Young American Kids kill it again with a first in fleet in the Block Island Race
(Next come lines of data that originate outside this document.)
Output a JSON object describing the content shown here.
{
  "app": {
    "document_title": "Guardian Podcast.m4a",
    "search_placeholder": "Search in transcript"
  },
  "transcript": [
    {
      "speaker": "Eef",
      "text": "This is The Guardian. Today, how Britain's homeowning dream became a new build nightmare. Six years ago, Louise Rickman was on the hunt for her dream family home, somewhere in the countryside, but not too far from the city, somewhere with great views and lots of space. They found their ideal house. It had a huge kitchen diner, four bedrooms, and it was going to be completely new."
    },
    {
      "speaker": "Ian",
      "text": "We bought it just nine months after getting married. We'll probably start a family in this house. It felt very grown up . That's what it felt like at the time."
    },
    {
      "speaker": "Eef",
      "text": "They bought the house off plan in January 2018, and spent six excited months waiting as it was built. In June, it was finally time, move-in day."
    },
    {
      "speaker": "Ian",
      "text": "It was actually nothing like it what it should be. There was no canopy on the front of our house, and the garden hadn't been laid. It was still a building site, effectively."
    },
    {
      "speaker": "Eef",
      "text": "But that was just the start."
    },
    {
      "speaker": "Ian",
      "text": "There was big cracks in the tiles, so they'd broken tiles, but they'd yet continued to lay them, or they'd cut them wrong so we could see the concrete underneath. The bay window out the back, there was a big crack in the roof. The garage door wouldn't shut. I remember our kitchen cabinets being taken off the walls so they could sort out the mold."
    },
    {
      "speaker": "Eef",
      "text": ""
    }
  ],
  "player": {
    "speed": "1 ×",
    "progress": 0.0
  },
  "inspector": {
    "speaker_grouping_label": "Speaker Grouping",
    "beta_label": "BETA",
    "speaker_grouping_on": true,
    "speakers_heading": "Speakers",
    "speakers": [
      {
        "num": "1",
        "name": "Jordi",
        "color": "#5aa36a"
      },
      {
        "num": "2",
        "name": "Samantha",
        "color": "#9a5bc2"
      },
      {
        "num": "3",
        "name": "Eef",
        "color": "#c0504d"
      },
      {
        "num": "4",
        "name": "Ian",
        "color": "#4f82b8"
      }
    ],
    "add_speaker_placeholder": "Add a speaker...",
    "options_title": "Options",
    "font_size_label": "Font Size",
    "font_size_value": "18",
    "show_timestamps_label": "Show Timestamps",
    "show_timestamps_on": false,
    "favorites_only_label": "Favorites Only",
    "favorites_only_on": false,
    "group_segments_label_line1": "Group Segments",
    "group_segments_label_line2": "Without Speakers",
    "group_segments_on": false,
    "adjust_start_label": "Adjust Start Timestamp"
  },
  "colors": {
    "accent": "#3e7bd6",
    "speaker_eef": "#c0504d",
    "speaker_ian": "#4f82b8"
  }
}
Repeating its PHRF class 3 victory from last year was American Yacht Club's J/105 Young American, an entry with junior sailors. The kids were the majority onboard with Peter Becker serving as the team's single adult safety officer and coach. "Last year, we won our class and finished third overall, which was a huge moment," said Becker. "This year, we were first in PHRF division and first overall in PHRF, so we bested our performance by a big margin. The kids are on fire; they love it!" The Young American team was pressured up at the start for their spinnaker run in 25 knots. When the tack of their chute blew out, they switched to a spare and were surfing down Long Island Sound at 15 knots. "We were all hiking off the stern and hanging with the big boats and double-handed boats. They started the double-hands, then small to large classes in order, so Comanche was the last start. It was really cool when it went whizzing by us doing 18-20 knots." From the team report: "The AYC Jr. Big Boat Team really enjoys distance sailing with the J/105, and this race was no exception. The spinnaker run out the Sound to Block was rewarding. The wind was gusting upwards of 27 knots at the start diminishing to 18-20 knots for most of the leg. With our top speed at 13 knots and a very high average speed, we were able to sail effectively the same speed as the J/44s, a J/122 and Carina which was incredibly rewarding and a testament to speed of the J/105 in windy surfing conditions. The bigger boats started not long after us, and it took until New Haven for them to get to us and to get past us. Much of the fleet chose to sail high along the CT shoreline with Young American choosing a route more towards the rhumb line. Unfortunately we fell into a hole which allowed the bigger boats to get past us by a mile or two. On the final approach to 1BI, we made very good use of our A3 and gained several miles back on the fleet ahead of us. A couple of notes on changes we made to the J/105 for this type of racing. First a masthead VHF antenna is now required, as is DCS capability. We also added a bobstay to the sprit and a lashing between the pole and the forward bulkhead to firmly hold the pole extended. With the bobstay, the pole did not flex and it felt like there was better transfer of force into the boat. The challenging part of sailing a J/105 in a distance race of this length is the lack of a proper galley stove and bunks that are suited for sleeping while under way. Someday we may look into installing proper pipe berths and a gimbaling stove burner. The sail home from Block saw a windy beat back to the Gut where we made good use of the new Doyle #3 heavy jib. After fighting the foul current at the Gut, the wind moderated to 12-15 knots, and with smoother water we had a very pleasant sail home to finish at 6:00 pm just as the current was turning to an Ebb and the wind was dying in the transition to a fresh and cold southerly wind. At the finish, we were very unsure how we had done as we could only identify the J/120 that was in our division that came from behind to pass us in the last few miles and really could not see any boats behind us. After a quick look on Yacht Scoring, we were pleasantly surprised to discover that we might be in a good position." The junior crew consisted of Carina Becker, Will McKeige, Kelly Hanlon, Hector McKemey, Nick Davis, Andy Rochat, Sam Papert, with Peter Becker, the only adult onboard, acting as safety officer and coach.